Thomas grows increasingly elated. "I predict he'll be a repeat Pro Bowler in a career that lasts at least 10 years," he says. "America doesn't know this right now. But it will. He's the star before the shine."

Says Jerry senior, "It's a wild world out there." In mid-March the Evanses select Condon as the agent, essentially on gut instinct, plus the fact that Condon played in the league (for the Kansas City Chiefs) and was president of the players' union. The black circles under Jerry senior's eyes retreat. Condon will get 3½% of Jerry junior's contract. Sadly, such marriages routinely end up in divorce court, no matter how deep the professed love. The disputed point is always money.

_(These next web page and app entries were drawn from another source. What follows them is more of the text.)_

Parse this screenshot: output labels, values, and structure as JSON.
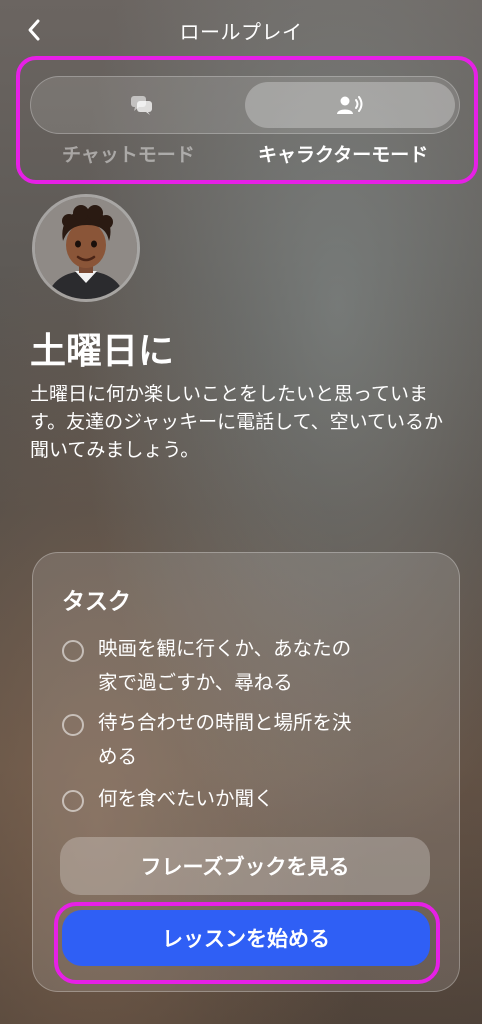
{
  "header": {
    "title": "ロールプレイ"
  },
  "mode_switch": {
    "chat_label": "チャットモード",
    "character_label": "キャラクターモード",
    "selected": "character"
  },
  "scenario": {
    "title": "土曜日に",
    "description": "土曜日に何か楽しいことをしたいと思っています。友達のジャッキーに電話して、空いているか聞いてみましょう。"
  },
  "tasks": {
    "title": "タスク",
    "items": [
      {
        "line1": "映画を観に行くか、あなたの",
        "line2": "家で過ごすか、尋ねる"
      },
      {
        "line1": "待ち合わせの時間と場所を決",
        "line2": "める"
      },
      {
        "line1": "何を食べたいか聞く",
        "line2": ""
      }
    ]
  },
  "buttons": {
    "phrasebook": "フレーズブックを見る",
    "start_lesson": "レッスンを始める"
  },
  "colors": {
    "accent": "#2f5ff5",
    "annotation": "#e620e6"
  }
}
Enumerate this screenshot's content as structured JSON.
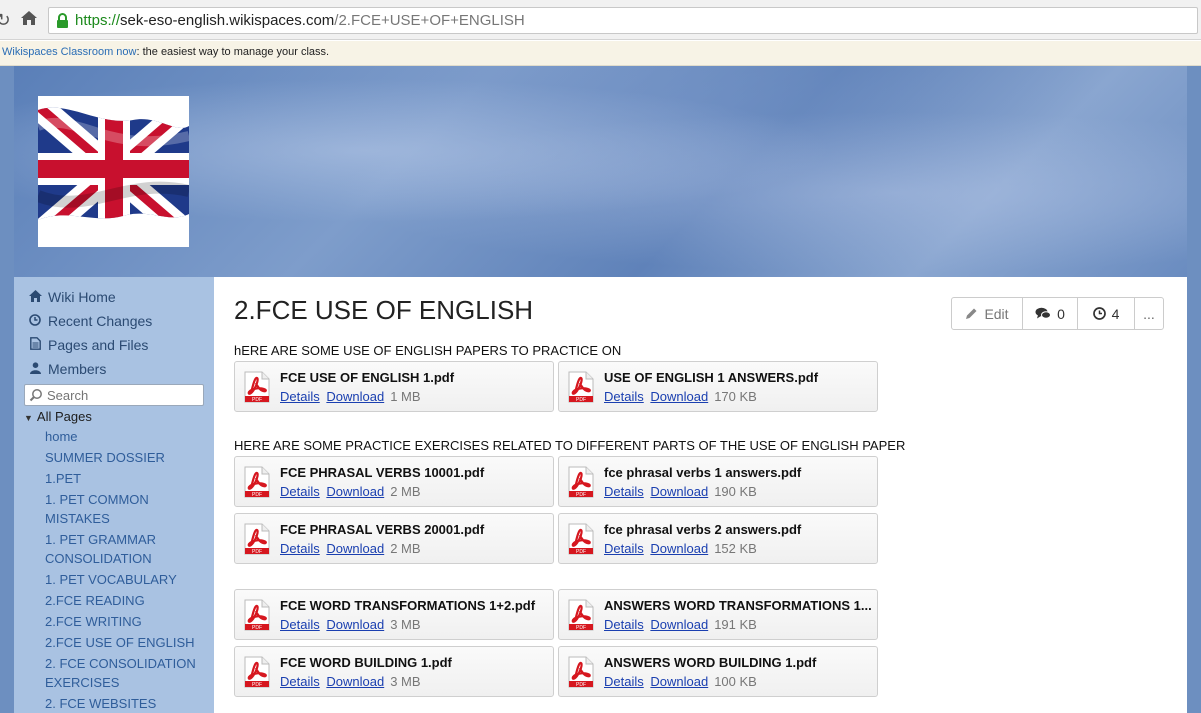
{
  "browser": {
    "url_scheme": "https://",
    "url_host": "sek-eso-english.wikispaces.com",
    "url_path": "/2.FCE+USE+OF+ENGLISH"
  },
  "promo": {
    "link": "Wikispaces Classroom now",
    "text": ": the easiest way to manage your class."
  },
  "sidebar": {
    "nav": [
      {
        "label": "Wiki Home",
        "icon": "home-icon"
      },
      {
        "label": "Recent Changes",
        "icon": "clock-icon"
      },
      {
        "label": "Pages and Files",
        "icon": "document-icon"
      },
      {
        "label": "Members",
        "icon": "user-icon"
      }
    ],
    "search_placeholder": "Search",
    "all_pages_label": "All Pages",
    "pages": [
      "home",
      "SUMMER DOSSIER",
      "1.PET",
      "1. PET COMMON MISTAKES",
      "1. PET GRAMMAR CONSOLIDATION",
      "1. PET VOCABULARY",
      "2.FCE READING",
      "2.FCE WRITING",
      "2.FCE USE OF ENGLISH",
      "2. FCE CONSOLIDATION EXERCISES",
      "2. FCE WEBSITES"
    ]
  },
  "content": {
    "title": "2.FCE USE OF ENGLISH",
    "toolbar": {
      "edit": "Edit",
      "comments": "0",
      "history": "4",
      "more": "..."
    },
    "intro1": "hERE ARE SOME USE OF ENGLISH PAPERS TO PRACTICE ON",
    "intro2": "HERE ARE SOME PRACTICE EXERCISES RELATED TO DIFFERENT PARTS OF THE USE OF ENGLISH PAPER",
    "details_label": "Details",
    "download_label": "Download",
    "files": [
      {
        "name": "FCE USE OF ENGLISH 1.pdf",
        "size": "1 MB"
      },
      {
        "name": "USE OF ENGLISH 1 ANSWERS.pdf",
        "size": "170 KB"
      },
      {
        "name": "FCE PHRASAL VERBS 10001.pdf",
        "size": "2 MB"
      },
      {
        "name": "fce phrasal verbs 1 answers.pdf",
        "size": "190 KB"
      },
      {
        "name": "FCE PHRASAL VERBS 20001.pdf",
        "size": "2 MB"
      },
      {
        "name": "fce phrasal verbs 2 answers.pdf",
        "size": "152 KB"
      },
      {
        "name": "FCE WORD TRANSFORMATIONS 1+2.pdf",
        "size": "3 MB"
      },
      {
        "name": "ANSWERS WORD TRANSFORMATIONS 1...",
        "size": "191 KB"
      },
      {
        "name": "FCE WORD BUILDING 1.pdf",
        "size": "3 MB"
      },
      {
        "name": "ANSWERS WORD BUILDING 1.pdf",
        "size": "100 KB"
      }
    ]
  }
}
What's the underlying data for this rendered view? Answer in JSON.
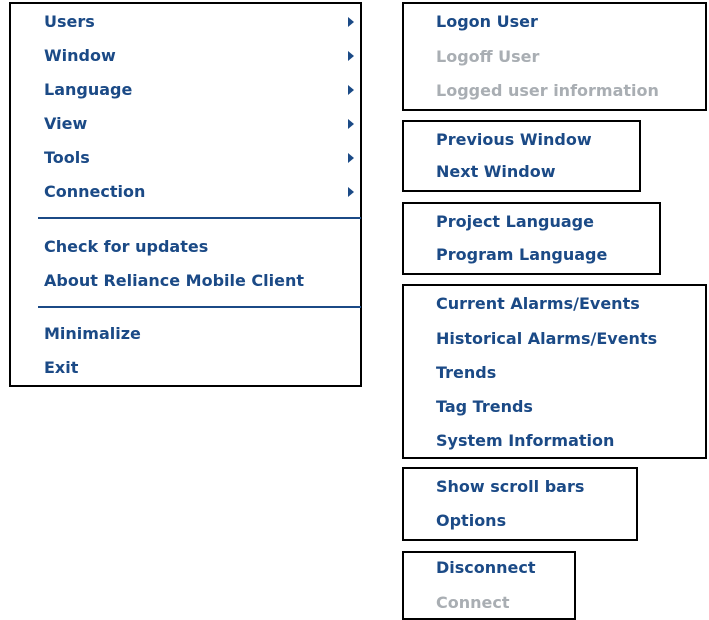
{
  "main_menu": {
    "items": [
      {
        "label": "Users",
        "has_submenu": true
      },
      {
        "label": "Window",
        "has_submenu": true
      },
      {
        "label": "Language",
        "has_submenu": true
      },
      {
        "label": "View",
        "has_submenu": true
      },
      {
        "label": "Tools",
        "has_submenu": true
      },
      {
        "label": "Connection",
        "has_submenu": true
      }
    ],
    "group2": [
      {
        "label": "Check for updates"
      },
      {
        "label": "About Reliance Mobile Client"
      }
    ],
    "group3": [
      {
        "label": "Minimalize"
      },
      {
        "label": "Exit"
      }
    ]
  },
  "users_menu": {
    "items": [
      {
        "label": "Logon User",
        "enabled": true
      },
      {
        "label": "Logoff User",
        "enabled": false
      },
      {
        "label": "Logged user information",
        "enabled": false
      }
    ]
  },
  "window_menu": {
    "items": [
      {
        "label": "Previous Window",
        "enabled": true
      },
      {
        "label": "Next Window",
        "enabled": true
      }
    ]
  },
  "language_menu": {
    "items": [
      {
        "label": "Project Language",
        "enabled": true
      },
      {
        "label": "Program Language",
        "enabled": true
      }
    ]
  },
  "view_menu": {
    "items": [
      {
        "label": "Current Alarms/Events",
        "enabled": true
      },
      {
        "label": "Historical Alarms/Events",
        "enabled": true
      },
      {
        "label": "Trends",
        "enabled": true
      },
      {
        "label": "Tag Trends",
        "enabled": true
      },
      {
        "label": "System Information",
        "enabled": true
      }
    ]
  },
  "tools_menu": {
    "items": [
      {
        "label": "Show scroll bars",
        "enabled": true
      },
      {
        "label": "Options",
        "enabled": true
      }
    ]
  },
  "connection_menu": {
    "items": [
      {
        "label": "Disconnect",
        "enabled": true
      },
      {
        "label": "Connect",
        "enabled": false
      }
    ]
  },
  "colors": {
    "text": "#1b4a86",
    "disabled_text": "#a9aeb3",
    "border": "#000000",
    "background": "#ffffff"
  },
  "icons": {
    "submenu_arrow": "triangle-right"
  }
}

Students watch Evans as he strolls across the campus. He does not have Geography of Soils under his arm.



Evans says six hours a day of football gummed up his hopes of studying.



Evans works closely with Moon, who taught the only course Evans took this winter, and Mannie, who is preparing him for his career.



The Shrine game gave Evans (rear) a chance to show he could "play with the big boys."



Evans felt honored that a wealthy man like Goldberg wanted to represent him.



Evans (in red) shone as both a blocker and a receiver in the East-West game.



Student days were all but forgotten amid the itinerant life of an aspiring NFL draftee.